I was struck when reading a portion of Philip Schaaf’s The Principle of Protestantism. Schaaf defends the Protestant view of Justification by quoting a section of Calvin’s dispute with Osiander in the Institutes. Osiander’s poses the following question: “…whether God leaves as they were by nature those whom he justifies, changing none of their vices.” Calvin responds with confidence: “This is exceedingly easy to answer: as Christ cannot be torn into parts, so these two which we perceive in him together and conjointly are inseparable–namely, righteousness (justification) and sanctification.” Though Calvin concludes that “there is in justification no place for works,” nevertheless, Calvin is not in any way concerned with separating both acts of God’s free grace.
It seems that Calvin’s response in this matter is similar to his critique of Luther’s view of the sacraments, whereby, Christ is ubiquitous in the Eucharist. Since Christ cannot be torn and be “with, in, and under” the bread and wine, in the same manner, it is impossible to sharply divide his graces.
 John Calvin, Institutes of the Christian Religion, Vol. I. Ed. John McNeill. Louisville, KT. Westminster John Knox Press, 732.
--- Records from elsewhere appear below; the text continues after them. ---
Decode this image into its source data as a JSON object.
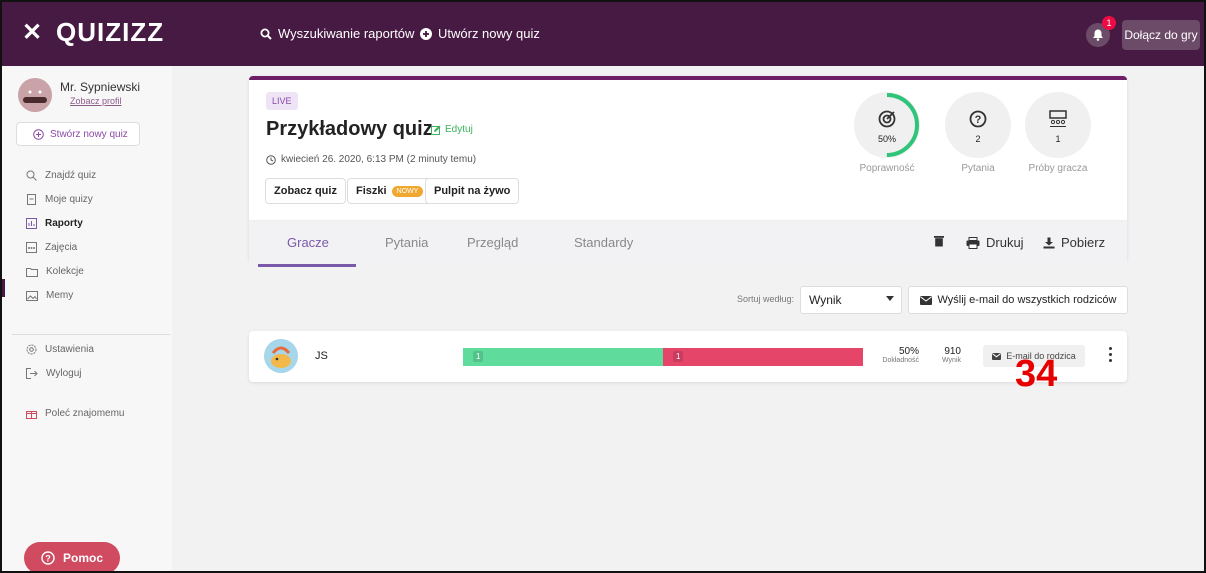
{
  "header": {
    "logo": "QUIZIZZ",
    "search_reports": "Wyszukiwanie raportów",
    "create_quiz": "Utwórz nowy quiz",
    "notification_count": "1",
    "join_game": "Dołącz do gry"
  },
  "sidebar": {
    "user_name": "Mr. Sypniewski",
    "profile_link": "Zobacz profil",
    "create_quiz": "Stwórz nowy quiz",
    "items": [
      {
        "label": "Znajdź quiz",
        "icon": "search-icon"
      },
      {
        "label": "Moje quizy",
        "icon": "document-icon"
      },
      {
        "label": "Raporty",
        "icon": "chart-icon"
      },
      {
        "label": "Zajęcia",
        "icon": "class-icon"
      },
      {
        "label": "Kolekcje",
        "icon": "folder-icon"
      },
      {
        "label": "Memy",
        "icon": "image-icon"
      },
      {
        "label": "Ustawienia",
        "icon": "gear-icon"
      },
      {
        "label": "Wyloguj",
        "icon": "logout-icon"
      },
      {
        "label": "Poleć znajomemu",
        "icon": "gift-icon"
      }
    ],
    "help": "Pomoc"
  },
  "report": {
    "live_badge": "LIVE",
    "title": "Przykładowy quiz",
    "edit": "Edytuj",
    "date": "kwiecień 26. 2020, 6:13 PM (2 minuty temu)",
    "buttons": {
      "view_quiz": "Zobacz quiz",
      "flashcards": "Fiszki",
      "new_badge": "NOWY",
      "live_dashboard": "Pulpit na żywo"
    },
    "stats": {
      "accuracy_value": "50%",
      "accuracy_fraction": 0.5,
      "accuracy_label": "Poprawność",
      "questions_value": "2",
      "questions_label": "Pytania",
      "attempts_value": "1",
      "attempts_label": "Próby gracza"
    },
    "tabs": [
      "Gracze",
      "Pytania",
      "Przegląd",
      "Standardy"
    ],
    "actions": {
      "print": "Drukuj",
      "download": "Pobierz"
    }
  },
  "sort": {
    "label": "Sortuj według:",
    "value": "Wynik",
    "email_all": "Wyślij e-mail do wszystkich rodziców"
  },
  "player": {
    "name": "JS",
    "correct": "1",
    "incorrect": "1",
    "correct_fraction": 0.5,
    "accuracy": "50%",
    "accuracy_label": "Dokładność",
    "score": "910",
    "score_label": "Wynik",
    "email_parent": "E-mail do rodzica"
  },
  "colors": {
    "topbar": "#461a42",
    "correct": "#5fdc9c",
    "incorrect": "#e6456a",
    "accent": "#7a5aa8"
  },
  "overlay_number": "34"
}
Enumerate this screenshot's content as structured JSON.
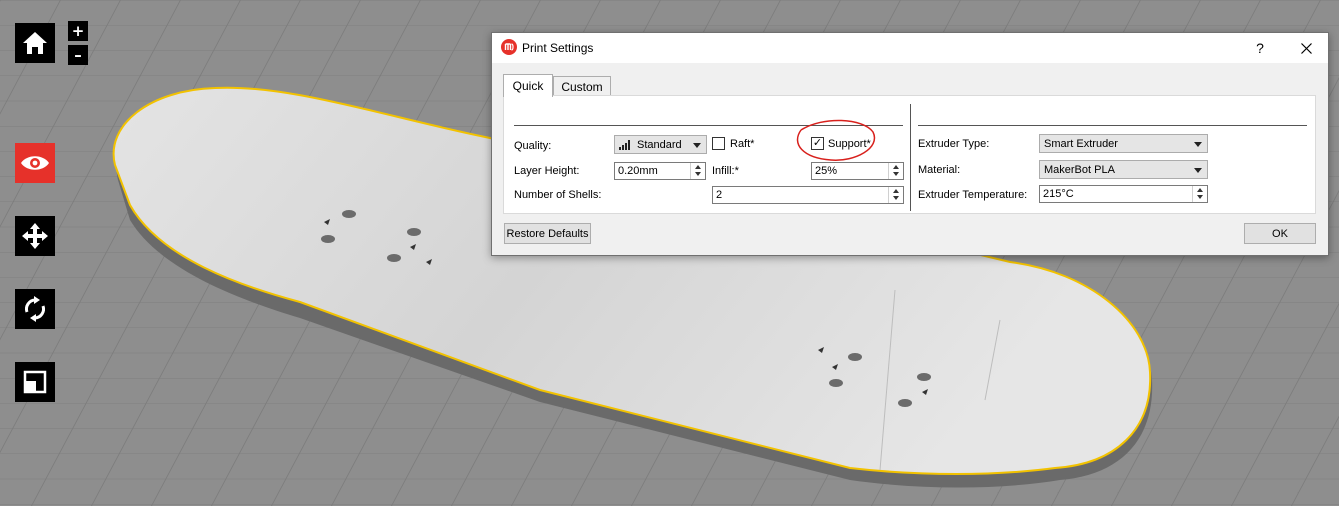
{
  "toolbar": {
    "tools": [
      {
        "name": "home",
        "icon": "home-icon"
      },
      {
        "name": "view",
        "icon": "eye-icon",
        "active": true
      },
      {
        "name": "move",
        "icon": "move-icon"
      },
      {
        "name": "rotate",
        "icon": "rotate-icon"
      },
      {
        "name": "scale",
        "icon": "scale-icon"
      }
    ],
    "zoom_in": "+",
    "zoom_out": "–"
  },
  "colors": {
    "active_tool": "#e6312a",
    "model_outline": "#f2c200",
    "annotation_circle": "#d8201c"
  },
  "dialog": {
    "title": "Print Settings",
    "help": "?",
    "close_icon": "close-icon",
    "app_icon": "makerbot-icon",
    "tabs": [
      {
        "label": "Quick",
        "selected": true
      },
      {
        "label": "Custom",
        "selected": false
      }
    ],
    "quality": {
      "label": "Quality:",
      "value": "Standard",
      "icon": "quality-bars-icon"
    },
    "raft": {
      "label": "Raft*",
      "checked": false
    },
    "support": {
      "label": "Support*",
      "checked": true
    },
    "layer_height": {
      "label": "Layer Height:",
      "value": "0.20mm"
    },
    "infill": {
      "label": "Infill:*",
      "value": "25%"
    },
    "shells": {
      "label": "Number of Shells:",
      "value": "2"
    },
    "extruder_type": {
      "label": "Extruder Type:",
      "value": "Smart Extruder"
    },
    "material": {
      "label": "Material:",
      "value": "MakerBot PLA"
    },
    "extruder_temperature": {
      "label": "Extruder Temperature:",
      "value": "215°C"
    },
    "restore_defaults": "Restore Defaults",
    "ok": "OK"
  }
}
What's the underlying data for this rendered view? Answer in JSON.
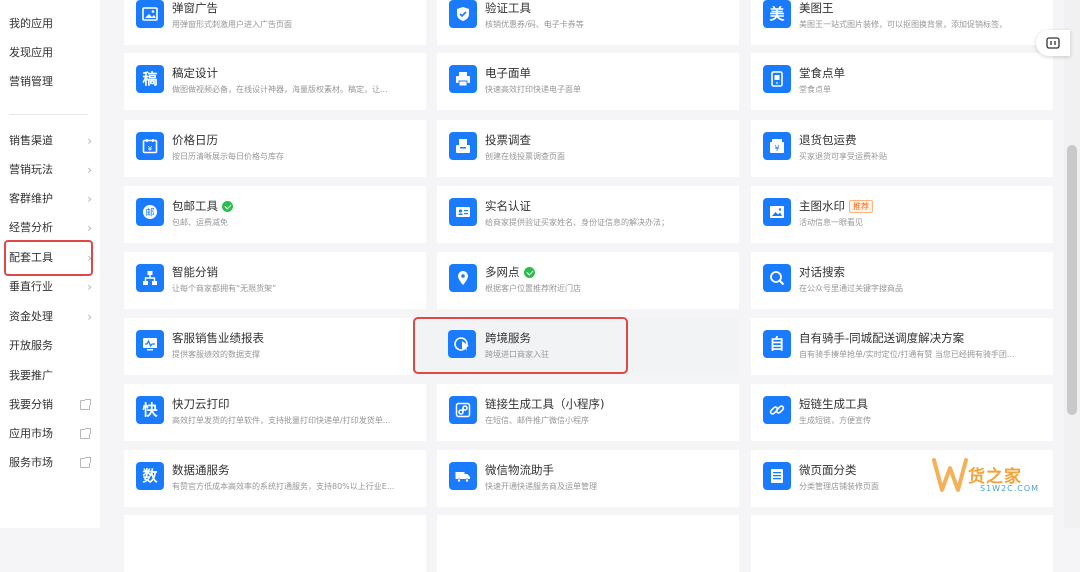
{
  "sidebar": {
    "top_items": [
      "我的应用",
      "发现应用",
      "营销管理"
    ],
    "menu_items": [
      {
        "label": "销售渠道",
        "marker": "chevron"
      },
      {
        "label": "营销玩法",
        "marker": "chevron"
      },
      {
        "label": "客群维护",
        "marker": "chevron"
      },
      {
        "label": "经营分析",
        "marker": "chevron"
      },
      {
        "label": "配套工具",
        "marker": "chevron"
      },
      {
        "label": "垂直行业",
        "marker": "chevron"
      },
      {
        "label": "资金处理",
        "marker": "chevron"
      },
      {
        "label": "开放服务",
        "marker": "none"
      },
      {
        "label": "我要推广",
        "marker": "none"
      },
      {
        "label": "我要分销",
        "marker": "external"
      },
      {
        "label": "应用市场",
        "marker": "external"
      },
      {
        "label": "服务市场",
        "marker": "external"
      }
    ],
    "selected": "配套工具"
  },
  "cards": [
    {
      "title": "弹窗广告",
      "desc": "用弹窗形式刺激用户进入广告页面",
      "icon": "image-icon"
    },
    {
      "title": "验证工具",
      "desc": "核销优惠券/码、电子卡券等",
      "icon": "shield-check-icon"
    },
    {
      "title": "美图王",
      "desc": "美图王一站式图片装修，可以抠图换背景，添加促销标签，",
      "icon": "meitu-icon",
      "glyph": "美"
    },
    {
      "title": "稿定设计",
      "desc": "做图做视频必备，在线设计神器，海量版权素材。稿定，让...",
      "icon": "gaoding-icon",
      "glyph": "稿"
    },
    {
      "title": "电子面单",
      "desc": "快速高效打印快递电子面单",
      "icon": "printer-icon"
    },
    {
      "title": "堂食点单",
      "desc": "堂食点单",
      "icon": "tablet-icon"
    },
    {
      "title": "价格日历",
      "desc": "按日历清晰展示每日价格与库存",
      "icon": "calendar-icon"
    },
    {
      "title": "投票调查",
      "desc": "创建在线投票调查页面",
      "icon": "ballot-box-icon"
    },
    {
      "title": "退货包运费",
      "desc": "买家退货可享受运费补贴",
      "icon": "return-shipping-icon"
    },
    {
      "title": "包邮工具",
      "desc": "包邮、运费减免",
      "icon": "mail-icon",
      "glyph": "邮",
      "badge": "green"
    },
    {
      "title": "实名认证",
      "desc": "给商家提供验证买家姓名、身份证信息的解决办法；",
      "icon": "id-card-icon"
    },
    {
      "title": "主图水印",
      "desc": "活动信息一眼看见",
      "icon": "watermark-image-icon",
      "tag": "推荐"
    },
    {
      "title": "智能分销",
      "desc": "让每个商家都拥有“无限货架”",
      "icon": "network-icon"
    },
    {
      "title": "多网点",
      "desc": "根据客户位置推荐附近门店",
      "icon": "location-icon",
      "badge": "green"
    },
    {
      "title": "对话搜索",
      "desc": "在公众号里通过关键字搜商品",
      "icon": "search-icon"
    },
    {
      "title": "客服销售业绩报表",
      "desc": "提供客服绩效的数据支撑",
      "icon": "report-icon"
    },
    {
      "title": "跨境服务",
      "desc": "跨境进口商家入驻",
      "icon": "cross-border-plane-icon"
    },
    {
      "title": "自有骑手-同城配送调度解决方案",
      "desc": "自有骑手揍单抢单/实时定位/打通有赞 当您已经拥有骑手团...",
      "icon": "rider-icon",
      "glyph": "自"
    },
    {
      "title": "快刀云打印",
      "desc": "高效打单发货的打单软件，支持批量打印快递单/打印发货单...",
      "icon": "kuaidao-icon",
      "glyph": "快"
    },
    {
      "title": "链接生成工具（小程序)",
      "desc": "在短信、邮件推广微信小程序",
      "icon": "mini-program-icon"
    },
    {
      "title": "短链生成工具",
      "desc": "生成短链，方便宣传",
      "icon": "link-icon"
    },
    {
      "title": "数据通服务",
      "desc": "有赞官方低成本高效率的系统打通服务，支持80%以上行业E...",
      "icon": "data-icon",
      "glyph": "数"
    },
    {
      "title": "微信物流助手",
      "desc": "快速开通快递服务商及运单管理",
      "icon": "truck-icon"
    },
    {
      "title": "微页面分类",
      "desc": "分类管理店铺装修页面",
      "icon": "page-list-icon"
    }
  ],
  "hover_card": "跨境服务",
  "watermark": {
    "cn": "货之家",
    "en": "S1W2C.COM"
  },
  "colors": {
    "accent": "#1b7bff",
    "highlight": "#e04848",
    "badge_green": "#2ebc4f",
    "tag_orange": "#ff6a13"
  }
}
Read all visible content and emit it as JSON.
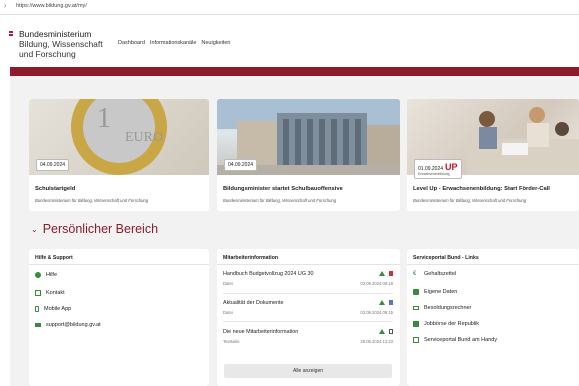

 Schaaf’s translation uses “justification.” Is this a faulty translation? If so, is there a distinction between “righteousness” and “justification?”